* TASK INSTRUCTIONS: Copying task for the records below: reproduce each one exactly and drop the pictures.

* EXTRACTED ENTRIES:

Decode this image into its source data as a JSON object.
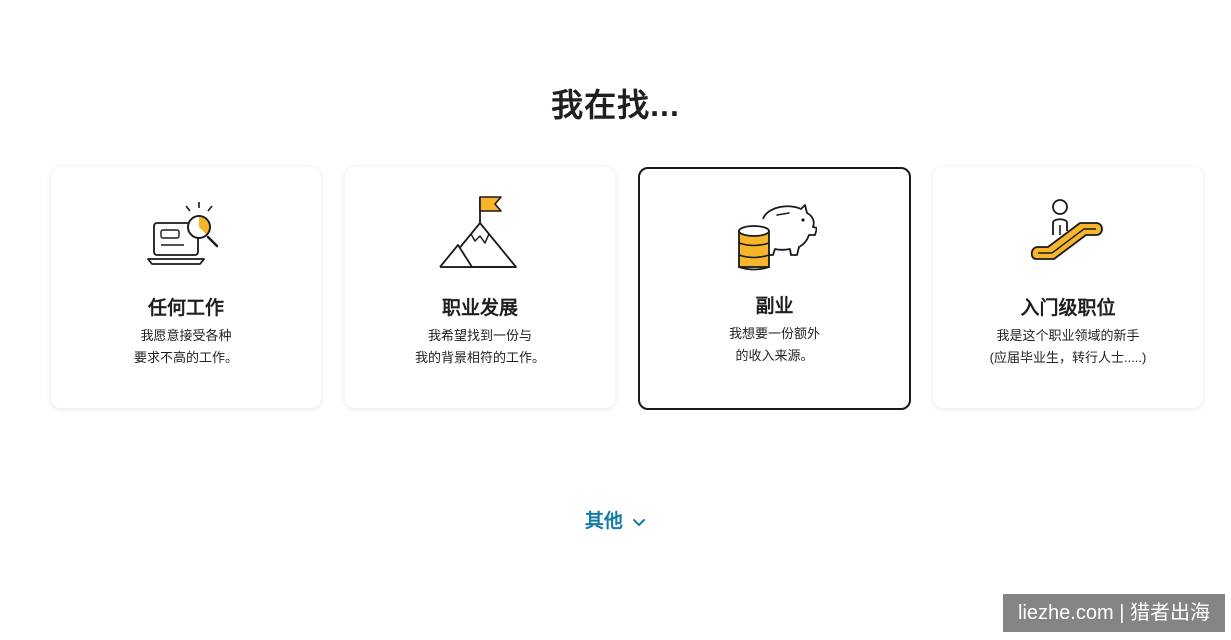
{
  "heading": "我在找...",
  "colors": {
    "accent_yellow": "#f7b52c",
    "link_blue": "#137ba3",
    "selected_border": "#1a1a1a"
  },
  "cards": [
    {
      "icon": "laptop-magnifier-icon",
      "title": "任何工作",
      "desc_line1": "我愿意接受各种",
      "desc_line2": "要求不高的工作。",
      "selected": false
    },
    {
      "icon": "mountain-flag-icon",
      "title": "职业发展",
      "desc_line1": "我希望找到一份与",
      "desc_line2": "我的背景相符的工作。",
      "selected": false
    },
    {
      "icon": "piggy-bank-coins-icon",
      "title": "副业",
      "desc_line1": "我想要一份额外",
      "desc_line2": "的收入来源。",
      "selected": true
    },
    {
      "icon": "escalator-person-icon",
      "title": "入门级职位",
      "desc_line1": "我是这个职业领域的新手",
      "desc_line2": "(应届毕业生，转行人士.....)",
      "selected": false
    }
  ],
  "other_label": "其他",
  "watermark": "liezhe.com | 猎者出海"
}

* EXERCISE SOLUTION:
Decode this image into its source data as a JSON object.
{
  "heading": "我在找...",
  "colors": {
    "accent_yellow": "#f7b52c",
    "link_blue": "#137ba3",
    "selected_border": "#1a1a1a"
  },
  "cards": [
    {
      "icon": "laptop-magnifier-icon",
      "title": "任何工作",
      "desc_line1": "我愿意接受各种",
      "desc_line2": "要求不高的工作。",
      "selected": false
    },
    {
      "icon": "mountain-flag-icon",
      "title": "职业发展",
      "desc_line1": "我希望找到一份与",
      "desc_line2": "我的背景相符的工作。",
      "selected": false
    },
    {
      "icon": "piggy-bank-coins-icon",
      "title": "副业",
      "desc_line1": "我想要一份额外",
      "desc_line2": "的收入来源。",
      "selected": true
    },
    {
      "icon": "escalator-person-icon",
      "title": "入门级职位",
      "desc_line1": "我是这个职业领域的新手",
      "desc_line2": "(应届毕业生，转行人士.....)",
      "selected": false
    }
  ],
  "other_label": "其他",
  "watermark": "liezhe.com | 猎者出海"
}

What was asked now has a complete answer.